Blog in Dm tracks the sale of his personal information. He advertised in a local Jewish advertising publication where his name was mispelled, allowing him to track the movement of his mailing address information. Quite an eye-opener: link
Dr. Asher Meir discusses this in his latest The Jewish Ethicist column (link):
The Talmud makes the following inference from a Biblical verse:That's regarding a charity. But I'm not sure that there is any halakhic permission for a periodical to sell the information of one of its advertisers.What is the meaning of the verse (Proverbs 27:14), "Who blesses his fellow in a loud voice early in the morning, it is considered as a curse"? For example, someone who is taken in as a guest and treated well, the next day he goes out to the marketplace and proclaims, God bless so-and-so who so exerted himself on my behalf, then people will hear and pressure him. (1)Revealing someone's private information, in this case that he is a soft-hearted host to strangers, can be a curse since it exposes him to unwanted pressure from other prospective guests, some of whom will not be particularly needy.
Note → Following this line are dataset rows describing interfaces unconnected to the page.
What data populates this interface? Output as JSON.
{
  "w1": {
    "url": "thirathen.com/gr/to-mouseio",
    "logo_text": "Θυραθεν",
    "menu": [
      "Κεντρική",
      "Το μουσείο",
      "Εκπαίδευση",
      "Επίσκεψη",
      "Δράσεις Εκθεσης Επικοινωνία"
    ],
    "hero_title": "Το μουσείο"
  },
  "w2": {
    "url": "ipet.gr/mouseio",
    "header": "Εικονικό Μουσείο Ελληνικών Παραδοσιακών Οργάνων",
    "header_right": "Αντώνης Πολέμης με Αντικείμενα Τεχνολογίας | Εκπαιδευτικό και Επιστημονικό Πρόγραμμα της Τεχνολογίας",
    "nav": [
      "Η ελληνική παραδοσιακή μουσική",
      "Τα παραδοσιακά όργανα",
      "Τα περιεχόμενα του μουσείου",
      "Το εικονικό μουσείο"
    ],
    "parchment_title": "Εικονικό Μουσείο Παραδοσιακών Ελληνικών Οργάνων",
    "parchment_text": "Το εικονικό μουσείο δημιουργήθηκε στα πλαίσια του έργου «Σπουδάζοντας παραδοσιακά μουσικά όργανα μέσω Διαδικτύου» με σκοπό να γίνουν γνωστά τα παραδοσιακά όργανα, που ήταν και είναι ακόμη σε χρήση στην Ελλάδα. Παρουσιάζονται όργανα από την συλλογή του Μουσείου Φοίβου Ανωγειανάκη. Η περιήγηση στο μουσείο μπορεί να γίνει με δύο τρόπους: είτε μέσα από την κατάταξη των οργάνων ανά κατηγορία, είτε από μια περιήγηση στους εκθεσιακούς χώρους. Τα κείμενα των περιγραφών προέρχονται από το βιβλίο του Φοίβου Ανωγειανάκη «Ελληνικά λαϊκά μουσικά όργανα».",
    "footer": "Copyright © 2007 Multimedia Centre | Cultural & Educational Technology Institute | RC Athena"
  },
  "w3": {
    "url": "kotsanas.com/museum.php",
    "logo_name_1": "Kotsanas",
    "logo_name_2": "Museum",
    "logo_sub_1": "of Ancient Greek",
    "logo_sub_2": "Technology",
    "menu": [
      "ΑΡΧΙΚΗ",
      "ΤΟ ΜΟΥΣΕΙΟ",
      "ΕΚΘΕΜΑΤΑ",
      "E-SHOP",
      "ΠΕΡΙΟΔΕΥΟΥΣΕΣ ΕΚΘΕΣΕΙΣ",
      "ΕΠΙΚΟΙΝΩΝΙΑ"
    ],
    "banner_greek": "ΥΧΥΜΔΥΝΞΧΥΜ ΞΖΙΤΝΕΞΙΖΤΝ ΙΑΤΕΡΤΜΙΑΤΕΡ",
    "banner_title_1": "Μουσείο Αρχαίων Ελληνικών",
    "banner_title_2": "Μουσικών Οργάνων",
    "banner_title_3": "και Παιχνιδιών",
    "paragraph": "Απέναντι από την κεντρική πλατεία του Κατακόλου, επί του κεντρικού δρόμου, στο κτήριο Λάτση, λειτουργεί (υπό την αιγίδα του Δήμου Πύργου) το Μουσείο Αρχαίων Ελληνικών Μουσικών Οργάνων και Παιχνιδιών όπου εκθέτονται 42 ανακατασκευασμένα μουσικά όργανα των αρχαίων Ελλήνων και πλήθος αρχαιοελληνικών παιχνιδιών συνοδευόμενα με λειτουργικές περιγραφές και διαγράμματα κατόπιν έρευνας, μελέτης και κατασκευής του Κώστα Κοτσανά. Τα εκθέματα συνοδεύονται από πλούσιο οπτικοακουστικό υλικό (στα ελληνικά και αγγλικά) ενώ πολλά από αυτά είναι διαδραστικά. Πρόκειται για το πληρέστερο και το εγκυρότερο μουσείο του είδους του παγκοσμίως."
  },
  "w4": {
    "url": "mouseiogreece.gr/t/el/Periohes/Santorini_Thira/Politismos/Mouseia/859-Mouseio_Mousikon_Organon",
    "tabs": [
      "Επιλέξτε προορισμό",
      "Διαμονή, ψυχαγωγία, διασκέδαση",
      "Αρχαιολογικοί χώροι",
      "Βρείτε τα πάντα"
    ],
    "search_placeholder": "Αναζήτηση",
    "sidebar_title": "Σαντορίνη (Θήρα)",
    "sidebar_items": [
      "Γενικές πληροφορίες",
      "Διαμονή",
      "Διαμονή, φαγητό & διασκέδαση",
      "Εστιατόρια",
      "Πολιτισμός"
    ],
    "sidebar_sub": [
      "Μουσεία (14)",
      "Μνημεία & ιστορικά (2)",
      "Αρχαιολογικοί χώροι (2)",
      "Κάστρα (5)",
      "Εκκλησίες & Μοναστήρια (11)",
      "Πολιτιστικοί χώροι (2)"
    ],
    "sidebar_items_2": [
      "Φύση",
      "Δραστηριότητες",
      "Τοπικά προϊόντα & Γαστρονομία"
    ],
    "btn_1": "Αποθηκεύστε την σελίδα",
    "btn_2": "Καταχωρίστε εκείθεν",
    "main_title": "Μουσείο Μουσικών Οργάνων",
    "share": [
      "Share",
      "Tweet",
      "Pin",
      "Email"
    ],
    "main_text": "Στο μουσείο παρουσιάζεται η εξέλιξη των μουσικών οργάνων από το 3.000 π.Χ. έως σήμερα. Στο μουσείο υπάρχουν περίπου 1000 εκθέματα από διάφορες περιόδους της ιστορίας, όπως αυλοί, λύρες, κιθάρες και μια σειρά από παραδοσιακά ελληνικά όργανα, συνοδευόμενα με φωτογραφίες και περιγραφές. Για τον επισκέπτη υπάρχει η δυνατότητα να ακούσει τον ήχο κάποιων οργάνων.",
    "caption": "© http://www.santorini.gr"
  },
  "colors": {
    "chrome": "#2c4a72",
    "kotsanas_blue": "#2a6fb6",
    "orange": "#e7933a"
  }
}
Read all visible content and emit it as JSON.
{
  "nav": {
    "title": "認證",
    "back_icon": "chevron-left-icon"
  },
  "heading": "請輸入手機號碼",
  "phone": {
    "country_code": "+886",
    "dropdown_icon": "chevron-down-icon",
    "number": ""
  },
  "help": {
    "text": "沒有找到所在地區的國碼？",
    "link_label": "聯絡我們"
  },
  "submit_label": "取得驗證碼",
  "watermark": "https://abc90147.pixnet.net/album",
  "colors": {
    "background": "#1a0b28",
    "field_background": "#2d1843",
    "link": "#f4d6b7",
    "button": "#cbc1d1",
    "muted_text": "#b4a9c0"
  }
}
People are not always thrilled to be praised for their willingness to help strangers. [See also Bava Metzi'a 23b - GS]
However, the recent authority Rabbi Moshe Feinstein writes that since giving charity is an obligatory mitzvah (commandment), it is always permissible to tell a worthy recipient that a particular person is likely to help them out. The reason is that soliciting charity in a non-pressuring fashion is doing someone a favor, since it gives them an opportunity to fulfill the obligation to give charity. The exception is when the donor explicitly conditions to make his generosity anonymous. (2)
1) Babylonian Talmud Archin 16a and Rashi's commentary.
(2) Responsa Igrot Moshe Yoreh Deah III:95.